> _Task to carry out_:
Omit every picture and output the rest of the records exactly as they are.

> _Data excerpts_:
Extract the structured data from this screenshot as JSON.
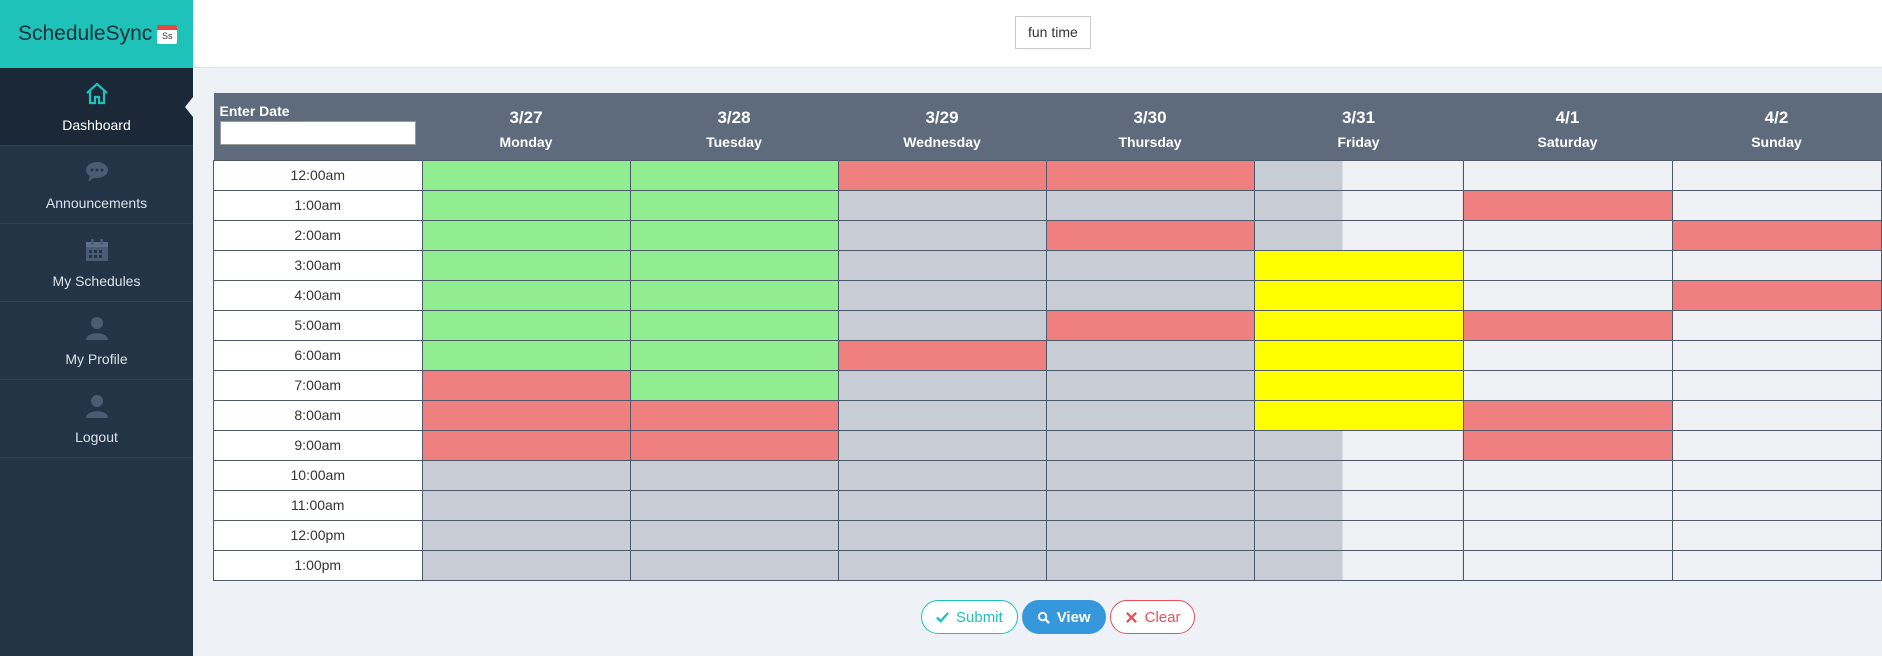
{
  "app": {
    "brand": "ScheduleSync",
    "brand_icon_text": "Ss",
    "schedule_title": "fun time"
  },
  "sidebar": {
    "items": [
      {
        "label": "Dashboard",
        "icon": "home-icon",
        "active": true
      },
      {
        "label": "Announcements",
        "icon": "chat-bubble-icon"
      },
      {
        "label": "My Schedules",
        "icon": "calendar-icon"
      },
      {
        "label": "My Profile",
        "icon": "user-icon"
      },
      {
        "label": "Logout",
        "icon": "user-icon"
      }
    ]
  },
  "grid": {
    "date_label": "Enter Date",
    "date_value": "",
    "columns": [
      {
        "date": "3/27",
        "day": "Monday"
      },
      {
        "date": "3/28",
        "day": "Tuesday"
      },
      {
        "date": "3/29",
        "day": "Wednesday"
      },
      {
        "date": "3/30",
        "day": "Thursday"
      },
      {
        "date": "3/31",
        "day": "Friday"
      },
      {
        "date": "4/1",
        "day": "Saturday"
      },
      {
        "date": "4/2",
        "day": "Sunday"
      }
    ],
    "legend_colors": {
      "available": "#90ee90",
      "busy": "#f08080",
      "selected": "#ffff00",
      "disabled": "#c8ccd4",
      "empty": "#eff1f5"
    },
    "rows": [
      {
        "time": "12:00am",
        "cells": [
          "g",
          "g",
          "r",
          "r",
          "half",
          "w",
          "w"
        ]
      },
      {
        "time": "1:00am",
        "cells": [
          "g",
          "g",
          "x",
          "x",
          "half",
          "r",
          "w"
        ]
      },
      {
        "time": "2:00am",
        "cells": [
          "g",
          "g",
          "x",
          "r",
          "half",
          "w",
          "r"
        ]
      },
      {
        "time": "3:00am",
        "cells": [
          "g",
          "g",
          "x",
          "x",
          "y",
          "w",
          "w"
        ]
      },
      {
        "time": "4:00am",
        "cells": [
          "g",
          "g",
          "x",
          "x",
          "y",
          "w",
          "r"
        ]
      },
      {
        "time": "5:00am",
        "cells": [
          "g",
          "g",
          "x",
          "r",
          "y",
          "r",
          "w"
        ]
      },
      {
        "time": "6:00am",
        "cells": [
          "g",
          "g",
          "r",
          "x",
          "y",
          "w",
          "w"
        ]
      },
      {
        "time": "7:00am",
        "cells": [
          "r",
          "g",
          "x",
          "x",
          "y",
          "w",
          "w"
        ]
      },
      {
        "time": "8:00am",
        "cells": [
          "r",
          "r",
          "x",
          "x",
          "y",
          "r",
          "w"
        ]
      },
      {
        "time": "9:00am",
        "cells": [
          "r",
          "r",
          "x",
          "x",
          "half",
          "r",
          "w"
        ]
      },
      {
        "time": "10:00am",
        "cells": [
          "x",
          "x",
          "x",
          "x",
          "half",
          "w",
          "w"
        ]
      },
      {
        "time": "11:00am",
        "cells": [
          "x",
          "x",
          "x",
          "x",
          "half",
          "w",
          "w"
        ]
      },
      {
        "time": "12:00pm",
        "cells": [
          "x",
          "x",
          "x",
          "x",
          "half",
          "w",
          "w"
        ]
      },
      {
        "time": "1:00pm",
        "cells": [
          "x",
          "x",
          "x",
          "x",
          "half",
          "w",
          "w"
        ]
      }
    ]
  },
  "actions": {
    "submit": "Submit",
    "view": "View",
    "clear": "Clear"
  }
}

> _Final answer_:
Extract the structured data from this screenshot as JSON.
{
  "app": {
    "brand": "ScheduleSync",
    "brand_icon_text": "Ss",
    "schedule_title": "fun time"
  },
  "sidebar": {
    "items": [
      {
        "label": "Dashboard",
        "icon": "home-icon",
        "active": true
      },
      {
        "label": "Announcements",
        "icon": "chat-bubble-icon"
      },
      {
        "label": "My Schedules",
        "icon": "calendar-icon"
      },
      {
        "label": "My Profile",
        "icon": "user-icon"
      },
      {
        "label": "Logout",
        "icon": "user-icon"
      }
    ]
  },
  "grid": {
    "date_label": "Enter Date",
    "date_value": "",
    "columns": [
      {
        "date": "3/27",
        "day": "Monday"
      },
      {
        "date": "3/28",
        "day": "Tuesday"
      },
      {
        "date": "3/29",
        "day": "Wednesday"
      },
      {
        "date": "3/30",
        "day": "Thursday"
      },
      {
        "date": "3/31",
        "day": "Friday"
      },
      {
        "date": "4/1",
        "day": "Saturday"
      },
      {
        "date": "4/2",
        "day": "Sunday"
      }
    ],
    "legend_colors": {
      "available": "#90ee90",
      "busy": "#f08080",
      "selected": "#ffff00",
      "disabled": "#c8ccd4",
      "empty": "#eff1f5"
    },
    "rows": [
      {
        "time": "12:00am",
        "cells": [
          "g",
          "g",
          "r",
          "r",
          "half",
          "w",
          "w"
        ]
      },
      {
        "time": "1:00am",
        "cells": [
          "g",
          "g",
          "x",
          "x",
          "half",
          "r",
          "w"
        ]
      },
      {
        "time": "2:00am",
        "cells": [
          "g",
          "g",
          "x",
          "r",
          "half",
          "w",
          "r"
        ]
      },
      {
        "time": "3:00am",
        "cells": [
          "g",
          "g",
          "x",
          "x",
          "y",
          "w",
          "w"
        ]
      },
      {
        "time": "4:00am",
        "cells": [
          "g",
          "g",
          "x",
          "x",
          "y",
          "w",
          "r"
        ]
      },
      {
        "time": "5:00am",
        "cells": [
          "g",
          "g",
          "x",
          "r",
          "y",
          "r",
          "w"
        ]
      },
      {
        "time": "6:00am",
        "cells": [
          "g",
          "g",
          "r",
          "x",
          "y",
          "w",
          "w"
        ]
      },
      {
        "time": "7:00am",
        "cells": [
          "r",
          "g",
          "x",
          "x",
          "y",
          "w",
          "w"
        ]
      },
      {
        "time": "8:00am",
        "cells": [
          "r",
          "r",
          "x",
          "x",
          "y",
          "r",
          "w"
        ]
      },
      {
        "time": "9:00am",
        "cells": [
          "r",
          "r",
          "x",
          "x",
          "half",
          "r",
          "w"
        ]
      },
      {
        "time": "10:00am",
        "cells": [
          "x",
          "x",
          "x",
          "x",
          "half",
          "w",
          "w"
        ]
      },
      {
        "time": "11:00am",
        "cells": [
          "x",
          "x",
          "x",
          "x",
          "half",
          "w",
          "w"
        ]
      },
      {
        "time": "12:00pm",
        "cells": [
          "x",
          "x",
          "x",
          "x",
          "half",
          "w",
          "w"
        ]
      },
      {
        "time": "1:00pm",
        "cells": [
          "x",
          "x",
          "x",
          "x",
          "half",
          "w",
          "w"
        ]
      }
    ]
  },
  "actions": {
    "submit": "Submit",
    "view": "View",
    "clear": "Clear"
  }
}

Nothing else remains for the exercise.